District heating and cooling (DHC) systems play a vital role in many cities and facilities, and their establishment gains popularity. Nevertheless, popular as they are, they have a number of critical deficiencies that severely limit their operational efficiency and cause unnecessary increase in the operational cost of heat generation and distribution. The following main deficiencies are identified:
- Outdated control based on rule-of-thumb techniques and absence of ICT
- Similar simple techniques used for in-house heat supply temperature control and inability to react to supply temperature deviations
- Absence of the human factor and recurrent use patterns in the control of DHC systems
- Absence of passive storage opportunities
- Absence of systematic methods for protecting the system in cases of peak demand for heat
The vision of the OPTi project can be summarised as follows:
To create a long-lasting impact by rethinking the way DHC systems are architected, controlled and operated. The overarching goal is to create durable business benefit for the relevant industries, with ensured optimal end-consumer satisfaction and engagement, while operating these systems in an environment-friendly manner. To this end, we aim to use predictive control and automated heat Demand Response methods, while exploiting passive heat storage capabilities.
In particular the vision of OPTi includes the following main pillars
- Rethink DHC systems through an architecture that can be adapted in real-time to exogenous and unpredictable factors and dynamics
- Exploit the hidden potential of passive-heat storage, thus turning the household into a heat battery
- Develop automated heat Demand Response mechanisms that make the most efficient distribution and use of heat while minimizing DHC system operational costs
- Bring the user in the foreground by: (i) minimizing user discomfort (ii) placing emphasis on securing user engagement through appropriate viable incentive mechanisms

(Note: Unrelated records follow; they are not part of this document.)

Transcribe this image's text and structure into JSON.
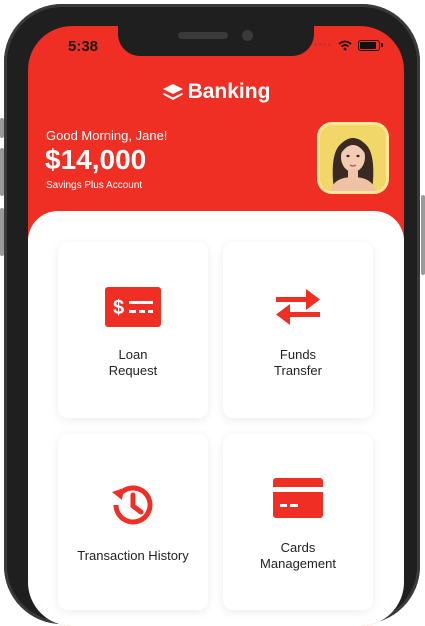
{
  "status_bar": {
    "time": "5:38"
  },
  "header": {
    "brand": "Banking",
    "greeting": "Good Morning, Jane!",
    "balance": "$14,000",
    "account": "Savings Plus Account"
  },
  "tiles": [
    {
      "line1": "Loan",
      "line2": "Request"
    },
    {
      "line1": "Funds",
      "line2": "Transfer"
    },
    {
      "line1": "Transaction History",
      "line2": ""
    },
    {
      "line1": "Cards",
      "line2": "Management"
    }
  ],
  "colors": {
    "accent": "#ef2e24",
    "background": "#ffffff"
  },
  "icons": [
    "layers-icon",
    "loan-icon",
    "transfer-icon",
    "history-icon",
    "card-icon"
  ]
}
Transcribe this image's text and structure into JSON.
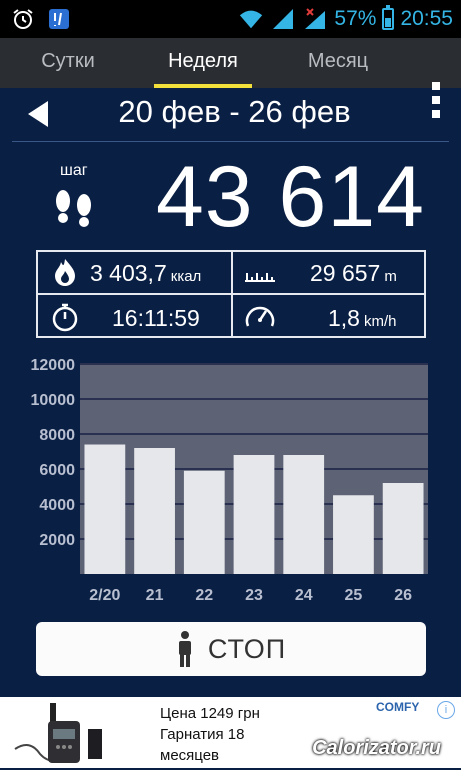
{
  "status_bar": {
    "battery": "57%",
    "time": "20:55",
    "battery_level": 0.57
  },
  "tabs": [
    {
      "label": "Сутки",
      "active": false
    },
    {
      "label": "Неделя",
      "active": true
    },
    {
      "label": "Месяц",
      "active": false
    }
  ],
  "date_range": "20 фев - 26 фев",
  "steps": {
    "unit": "шаг",
    "value": "43 614"
  },
  "stats": {
    "calories": {
      "value": "3 403,7",
      "unit": "ккал"
    },
    "distance": {
      "value": "29 657",
      "unit": "m"
    },
    "duration": {
      "value": "16:11:59"
    },
    "speed": {
      "value": "1,8",
      "unit": "km/h"
    }
  },
  "chart_data": {
    "type": "bar",
    "categories": [
      "2/20",
      "21",
      "22",
      "23",
      "24",
      "25",
      "26"
    ],
    "values": [
      7400,
      7200,
      5900,
      6800,
      6800,
      4500,
      5200
    ],
    "y_ticks": [
      "2000",
      "4000",
      "6000",
      "8000",
      "10000",
      "12000"
    ],
    "ylim": [
      0,
      12000
    ],
    "grid": true,
    "colors": {
      "bar": "#e5e7ea",
      "plot_bg": "#5d6275",
      "grid": "#2a3150"
    }
  },
  "stop_button": {
    "label": "СТОП"
  },
  "ad": {
    "line1": "Цена 1249 грн",
    "line2": "Гарнатия 18",
    "line3": "месяцев",
    "brand": "COMFY",
    "info": "i"
  },
  "watermark": "Calorizator.ru",
  "colors": {
    "accent": "#f3e03a",
    "background": "#0a1f44",
    "status_icons": "#34b5e5"
  }
}
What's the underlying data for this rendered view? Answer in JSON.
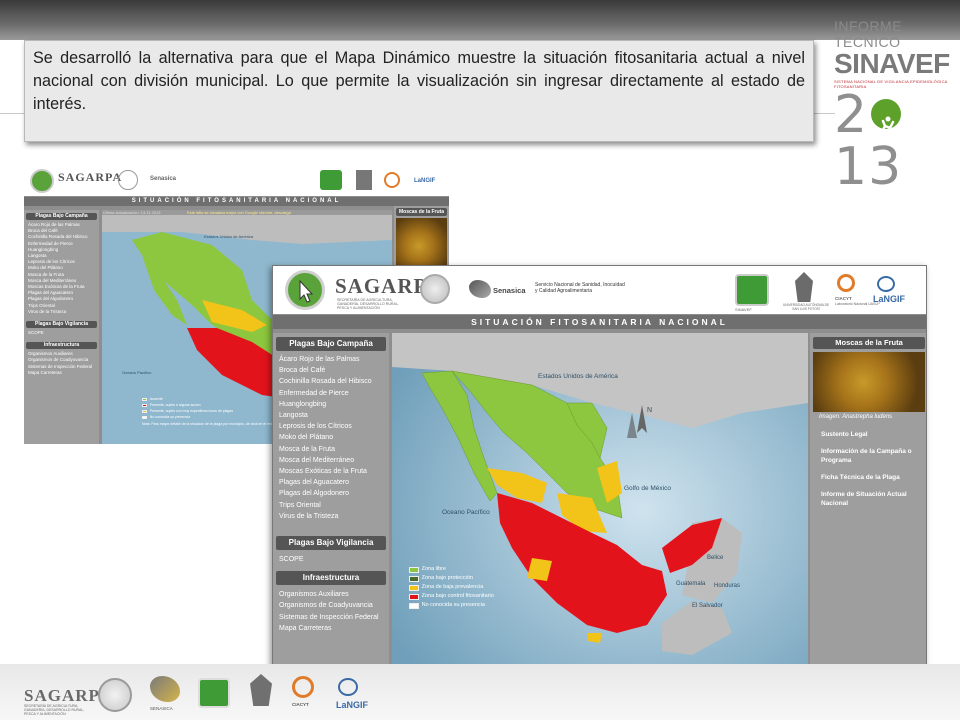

- Validate the principles and techniques above with data-driven approaches as well as with two real-life pilot trials in a hospital and in a block of residential buildings.